The idea of an empire, a large swath of territory, diversely peopled and ruled by the iron will of a single dictator, was birthed by the Akkadians. Akkad, as an empire was founded by one ambitious and somewhat conniving Sumerian by the name of Sargon.
In the early days, Mesopotamia was a collection of city-states all ruled by their own king. The goal of each city-state (apart from trying to defend themselves against their enemies) was to try and subdue their neighbors thereby creating a single unified country or empire.
According to historical legend, Sargon was raised in the palace of the Sumerian king Kish. He was a foundling, an orphan abandoned and retrieved by a minor servant in the palace. Sargon worked his way up the ranks to become cupbearer to the king.
Using his position and the trust placed in him by the king, Sargon began to slowly gain popularity among powerful courtiers and the military alike. Using his influence over the military Sargon encouraged a coup. Under Sargon’s direction, the military assassinated king Kish and made Sargon ruler in his place.
But a single kingdom wasn’t enough for Sargon. Hungry for power he set his sights on the entire fertile crescent. Fighting over 50 wars in his attempt to conquer the neighboring cities in the fertile crescent, Sargon prevailed. He named his newly minted empire Akkad and the age of empires was born.
Before the founding of Akkad, the Sumerians were responsible for so many cultural, literary, and scientific advancements. It was the Sumerians who laid the groundwork for Mathematics, astronomy, botany, and medicine. In their schools, Sumerians learned their complex script by memorizing massive swathes of data. Lists of technical terms covering various different fields have been preserved and have provided archaeologists and historians with an immense amount of insight into the Sumerian culture.
In fact, the division of the hour into sixty minutes and the circle into 360 degrees are vestiges of the Sumerian sexagesimal system of Arithmetic. Not only did the Sumerians pass on their culture and knowledge to successive generations but also across vast areas. The Cuneiform script for example was adopted as far away as Iran (Elam) and Syria (Ebla) where the Sumerian language was taught in schools and Sumerian texts were used in education.
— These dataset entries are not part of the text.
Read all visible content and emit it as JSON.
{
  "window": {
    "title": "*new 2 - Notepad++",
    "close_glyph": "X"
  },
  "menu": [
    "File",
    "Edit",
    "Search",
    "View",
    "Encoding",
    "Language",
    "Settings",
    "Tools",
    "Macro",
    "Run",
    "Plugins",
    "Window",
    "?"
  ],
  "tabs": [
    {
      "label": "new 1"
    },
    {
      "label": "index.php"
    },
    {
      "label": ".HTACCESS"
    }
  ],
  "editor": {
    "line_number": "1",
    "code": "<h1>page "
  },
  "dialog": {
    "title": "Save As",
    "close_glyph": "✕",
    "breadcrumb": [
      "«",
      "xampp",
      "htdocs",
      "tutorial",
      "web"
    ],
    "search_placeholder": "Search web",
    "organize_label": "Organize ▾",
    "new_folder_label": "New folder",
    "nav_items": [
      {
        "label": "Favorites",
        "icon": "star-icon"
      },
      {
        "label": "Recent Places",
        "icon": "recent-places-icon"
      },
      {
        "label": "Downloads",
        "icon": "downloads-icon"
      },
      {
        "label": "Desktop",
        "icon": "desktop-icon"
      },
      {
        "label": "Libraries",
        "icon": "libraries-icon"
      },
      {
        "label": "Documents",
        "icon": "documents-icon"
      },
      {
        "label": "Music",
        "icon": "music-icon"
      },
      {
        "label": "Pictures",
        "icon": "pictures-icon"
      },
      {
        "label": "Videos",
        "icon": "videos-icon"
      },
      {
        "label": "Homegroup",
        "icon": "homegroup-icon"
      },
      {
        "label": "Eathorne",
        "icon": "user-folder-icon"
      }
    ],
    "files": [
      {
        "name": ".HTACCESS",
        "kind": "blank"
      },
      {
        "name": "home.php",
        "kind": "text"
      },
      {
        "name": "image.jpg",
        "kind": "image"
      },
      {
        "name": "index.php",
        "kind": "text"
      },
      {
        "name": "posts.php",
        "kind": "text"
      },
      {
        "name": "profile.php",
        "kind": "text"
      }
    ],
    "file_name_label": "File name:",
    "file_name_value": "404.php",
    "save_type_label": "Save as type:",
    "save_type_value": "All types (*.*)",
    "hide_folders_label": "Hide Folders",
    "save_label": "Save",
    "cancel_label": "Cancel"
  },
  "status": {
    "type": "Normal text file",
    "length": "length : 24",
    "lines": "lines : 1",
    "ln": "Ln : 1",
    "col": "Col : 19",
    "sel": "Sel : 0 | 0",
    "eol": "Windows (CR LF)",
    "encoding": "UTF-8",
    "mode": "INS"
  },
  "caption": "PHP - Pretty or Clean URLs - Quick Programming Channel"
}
But early Sumerians never showed any interest in conquest or the notion of empire. That is until Sargon came on the stage of action. Over time Akkad grew to embrace not just the whole of Mesopotamia but also extended all the way into Asia Minor.
The new Akkadian empire borrowed much of Sumerian culture including language. Religious beliefs, scientific principles, and literary styles. It was Akkad that defined the concept of empire. Their emperors were the first true dictators setting the stage for every empire to come. They greedily and aggressively lapped up new territories, styled themselves Kings of the Four Quarters of the World, and had themselves deified, thus creating the notion that the emperor was, in many ways, a god. Thus is was the Akkadians who invented the notion of amalgamating religion and politics, a trait that would be carried down as far as the Roman Empire and then assimilated into the Roman Catholic Church when the Pope styled himself as both a religious and political leader.
But like all empires, Akkad eventually collapsed and was followed by the revival of several Sumerian cities. This period is referred to as the Sumerian Renaissance. Later the Kings of Ur, known as the Third Dynasty of Ur, formed a new empire in Mesopotamia. Abraham lived in Ur.